“Even though the volume of loans in some areas of the owner-occupier market is falling back, the average size of loans has continued to increase in response to the rapid pace of house price growth across the State.”

House prices saw increases of 18 per cent in Melbourne and 21.7 per cent in regional Victoria in the year to August 2021.

Ms Casson said the recently introduced restrictions on borrowing brought in by the Australian Prudential Regulation Authority (APRA) are likely to dampen the trend of higher value loans over coming months, as borrowers will now require an interest rate buffer on home loan applications of 3 percentage points (+0.5 per cent).

“This will directly affect affordability because, for some Victorians, this will mean having to purchase a cheaper property or no longer being able to buy a property at all,” she said.

The construction and property industry contributes 59 per cent of the state’s taxation revenue through direct building and property taxes.

Master Builders Australia recently submitted a report to the Inquiry into Housing Affordability and Supply. It highlighted pressures on regulatory changes through the National Construction Code (NCC) and taxes on property such as stamp duty, placing upward price pressures on new and existing homes.

In addition to this, the State Government has also recently introduced legislation for a new Windfall Gains Tax. The Windfall Gains Tax will incur a 50 per cent tax on rezoned land, hitting Victorian families, jobs, and investors at a time where the issue of housing affordability is a pressing concern.

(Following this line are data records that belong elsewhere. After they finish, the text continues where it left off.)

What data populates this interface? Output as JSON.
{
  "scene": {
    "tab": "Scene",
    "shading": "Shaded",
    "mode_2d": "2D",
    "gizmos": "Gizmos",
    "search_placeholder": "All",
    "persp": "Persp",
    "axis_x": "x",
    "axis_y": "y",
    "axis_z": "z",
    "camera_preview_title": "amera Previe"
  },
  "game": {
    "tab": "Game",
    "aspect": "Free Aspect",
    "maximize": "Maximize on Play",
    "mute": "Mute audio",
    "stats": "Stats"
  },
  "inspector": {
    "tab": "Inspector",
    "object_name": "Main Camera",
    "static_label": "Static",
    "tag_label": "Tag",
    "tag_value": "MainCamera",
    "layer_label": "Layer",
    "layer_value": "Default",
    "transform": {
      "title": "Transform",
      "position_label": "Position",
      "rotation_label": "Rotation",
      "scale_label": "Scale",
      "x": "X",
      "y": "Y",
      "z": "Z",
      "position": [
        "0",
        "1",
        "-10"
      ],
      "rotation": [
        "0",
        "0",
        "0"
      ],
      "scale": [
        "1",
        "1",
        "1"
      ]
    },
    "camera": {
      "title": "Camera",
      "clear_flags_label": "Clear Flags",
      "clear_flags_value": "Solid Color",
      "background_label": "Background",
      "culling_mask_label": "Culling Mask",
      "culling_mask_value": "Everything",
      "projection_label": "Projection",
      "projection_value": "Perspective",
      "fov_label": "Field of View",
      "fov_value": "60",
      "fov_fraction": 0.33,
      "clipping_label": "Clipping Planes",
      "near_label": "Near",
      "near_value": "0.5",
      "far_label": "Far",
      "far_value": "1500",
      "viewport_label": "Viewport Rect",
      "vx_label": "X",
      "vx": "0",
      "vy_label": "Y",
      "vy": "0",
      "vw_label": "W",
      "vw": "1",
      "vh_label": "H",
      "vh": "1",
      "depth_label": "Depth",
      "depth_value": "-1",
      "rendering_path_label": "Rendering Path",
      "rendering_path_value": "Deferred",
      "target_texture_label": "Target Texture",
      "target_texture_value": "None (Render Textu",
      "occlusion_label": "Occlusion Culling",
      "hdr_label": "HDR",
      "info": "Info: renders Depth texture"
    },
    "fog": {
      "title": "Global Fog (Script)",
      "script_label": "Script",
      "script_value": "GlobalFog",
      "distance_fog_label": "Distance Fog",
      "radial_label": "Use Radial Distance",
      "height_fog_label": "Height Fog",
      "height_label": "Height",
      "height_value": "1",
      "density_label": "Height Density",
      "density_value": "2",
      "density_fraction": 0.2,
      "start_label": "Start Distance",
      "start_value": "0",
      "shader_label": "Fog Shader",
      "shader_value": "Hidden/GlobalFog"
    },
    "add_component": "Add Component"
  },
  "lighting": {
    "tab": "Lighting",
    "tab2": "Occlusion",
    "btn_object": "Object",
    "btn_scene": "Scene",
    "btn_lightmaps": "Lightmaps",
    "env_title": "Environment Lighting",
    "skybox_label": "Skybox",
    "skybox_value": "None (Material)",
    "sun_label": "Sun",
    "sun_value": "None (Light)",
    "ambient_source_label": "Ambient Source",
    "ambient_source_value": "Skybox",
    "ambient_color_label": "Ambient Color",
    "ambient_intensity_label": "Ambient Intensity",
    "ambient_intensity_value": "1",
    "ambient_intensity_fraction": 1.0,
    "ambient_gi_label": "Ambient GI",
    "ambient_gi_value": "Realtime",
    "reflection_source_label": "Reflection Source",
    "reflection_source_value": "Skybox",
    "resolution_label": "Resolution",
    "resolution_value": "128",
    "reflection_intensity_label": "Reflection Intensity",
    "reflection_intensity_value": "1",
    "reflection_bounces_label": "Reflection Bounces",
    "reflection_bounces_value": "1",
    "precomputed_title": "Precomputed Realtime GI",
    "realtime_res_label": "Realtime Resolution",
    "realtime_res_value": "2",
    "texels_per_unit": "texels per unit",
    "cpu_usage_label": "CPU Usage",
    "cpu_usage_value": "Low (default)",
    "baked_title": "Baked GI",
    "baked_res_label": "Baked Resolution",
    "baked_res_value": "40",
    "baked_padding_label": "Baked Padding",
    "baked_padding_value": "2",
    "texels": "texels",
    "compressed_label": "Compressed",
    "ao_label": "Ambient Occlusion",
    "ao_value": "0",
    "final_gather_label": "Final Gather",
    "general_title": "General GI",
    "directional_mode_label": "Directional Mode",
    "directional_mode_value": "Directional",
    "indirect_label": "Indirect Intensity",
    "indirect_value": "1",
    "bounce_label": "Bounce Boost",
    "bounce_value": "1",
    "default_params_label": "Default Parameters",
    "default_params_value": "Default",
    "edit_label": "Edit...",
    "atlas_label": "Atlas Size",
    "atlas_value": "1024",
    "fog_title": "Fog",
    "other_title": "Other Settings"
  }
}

Existing taxes and contributions for Gross State Product, plus the new Windfall Gains Tax, will only further push housing beyond the reach for the average Victorian. 



The average size of owner-occupier loans for building new homes in the three months to September 2021 was $482,883 in Victoria compared to $478,983 in Queensland, $578,018 in New South Wales, and $618,900 in the ACT.

For housing investors, the average size of loans for the construction of new homes in the three months to September 2021 was $494,678 in Victoria, second only to New South Wales at $606,284.

Worryingly, all states recorded a decrease in the annual change in the number of owner-occupier loans to purchase residential land in the three months to September 2021 compared with a year ago.

Victoria was down 44 per cent, just behind Western Australia (-46 per cent) and Tasmania (-50 per cent).

One area Victoria scored highly in was the annual change in the number of owner-occupier loans for alterations, additions and repairs in the three months to September 2021 compared to a year ago, up 106 per cent.

The average size of the loan for this activity was $210,742 in Victoria.

In comparison, the annual change in the number of housing investor loans for alterations, additions and repairs in the three months to September 2021 compared to a year ago was up 92 per cent in Victoria at $208,095.